Wanda: I love solving problems. That’s something that has been near and dear to my heart. I love learning about things and then using all of the knowledge that I’ve accumulated over the years into solving those problems. I love looking at them holistically. It’s interesting because sometimes I’ll come up against a problem and it’s just I don’t know where I’m going to go. But I love digging in, breaking it down, making it into bite size pieces that we can make happen.

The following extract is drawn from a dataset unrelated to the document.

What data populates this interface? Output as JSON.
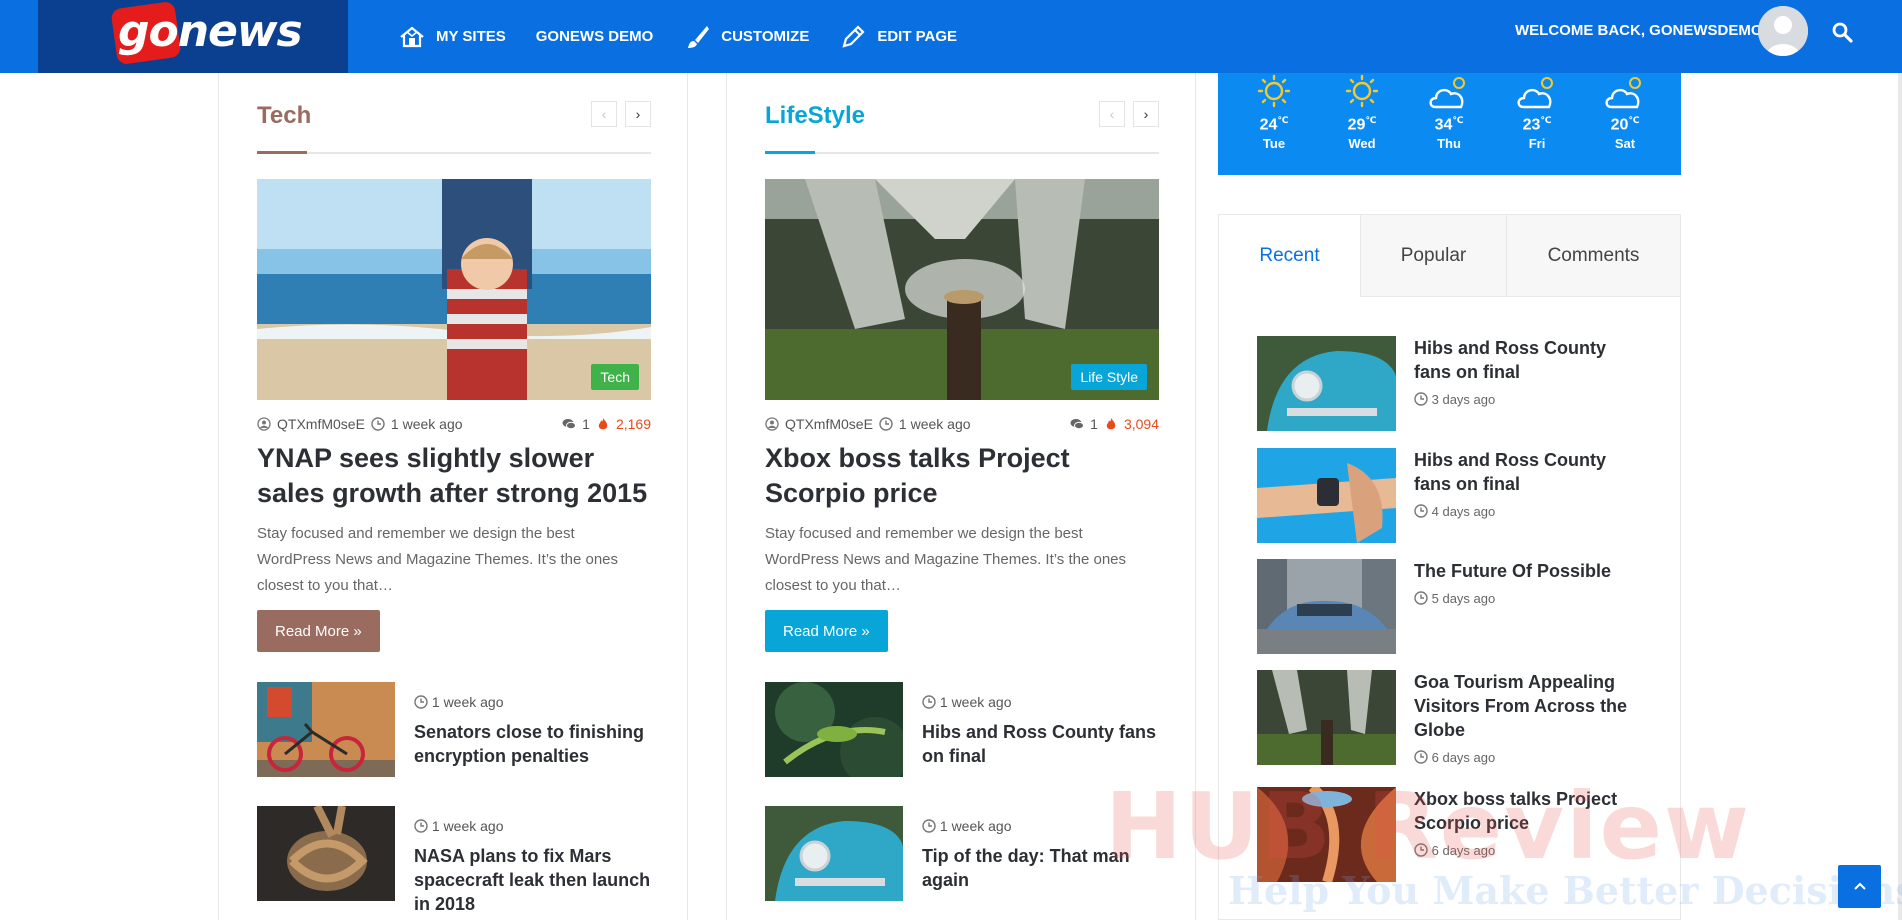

As part of that I love giving other people, and this is my marketing and how I interact with sales to some extent, I love giving people the resources that they need. That’s part of that problem-solving. It’s okay look at this as an overall and give them what they need to be successful; whether that’s training whether, it’s mentorship, whether it’s resources, tools. Those are things that keep me going everyday.
Joe: There’s nothing quite like just ticking a problem off the list. Ah, that’s how we do this.
Wanda: Yeah, absolutely. Especially one that was tough. I think it’s even more powerful when it was tough and you weren’t sure how you were going to get there and then you do. It’s just like, oh, it’s the greatest feeling.
Joe: So I wonder, we’ve spoken a lot about your career and your work Wanda. How do you decompress from work and how important is that divide between the work and personal life for you?
Wanda: Yeah, I have a lot of hobbies, interests but one of the things that I think is interesting is that I work from home most of the time now. I go in sometimes but one of the things which has been helpful for me is I have a ritual that ends the day. My desk is in my bedroom, I’m in New York so we have a small place and my desk is in my bedroom. I have a sit-stand desk and my ritual is taking the sit-stand desk, putting it behind the couch so that our bedroom looks like our bedroom and that’s it my husband knows I’m done with work, I know that I’m done with work and then we start the rest of the night.
Joe: I think that having that ritual and that physical downing of tools, if you like. I think that it’s a real clear denominator, particularly for those of us who are lucky enough to work from home. That is absolutely something, because the blend can get a little tricky if your workplace is the same place that you take your leisure time. Having that physical moving to the side of something, I think that’s hugely helpful particularly for myself in that sense. Wanda off the back of this conversation,what is the one top tip you would like people to take away from this chat?
Wanda: Like when we were talking about the doable, is it just re-examine things, asking those questions and not just assuming because things have been going a certain way that they’re continuing to go that way. So just continuously asking yourselves, okay, what else can I do? What’s next for me? Not getting too comfortable in whatever situation you’re in, whether that is about diversity or whether that’s changing careers or whether that is taking on a new hobby, any of those things. I think just challenging yourself to not get too comfortable.
Joe: Yeah, absolutely speaks to a growth mindset wonderfully there, Wanda. Fantastic stuff. Wanda Dunaway, thank you so much for joining me for the Essential B2B Podcast.
Wanda: Absolutely, thanks so much, Joe.
Joe: Well, there you go. Wanda Dunaway on the Essential B2B Podcast. Thank you again to Wanda for joining me and thank you for listening. Remember to subscribe to the Essential B2B podcast wherever you get your podcasts and rate us five stars where possible. I’ll be back next week with another excellent episode of the Essential B2B podcast.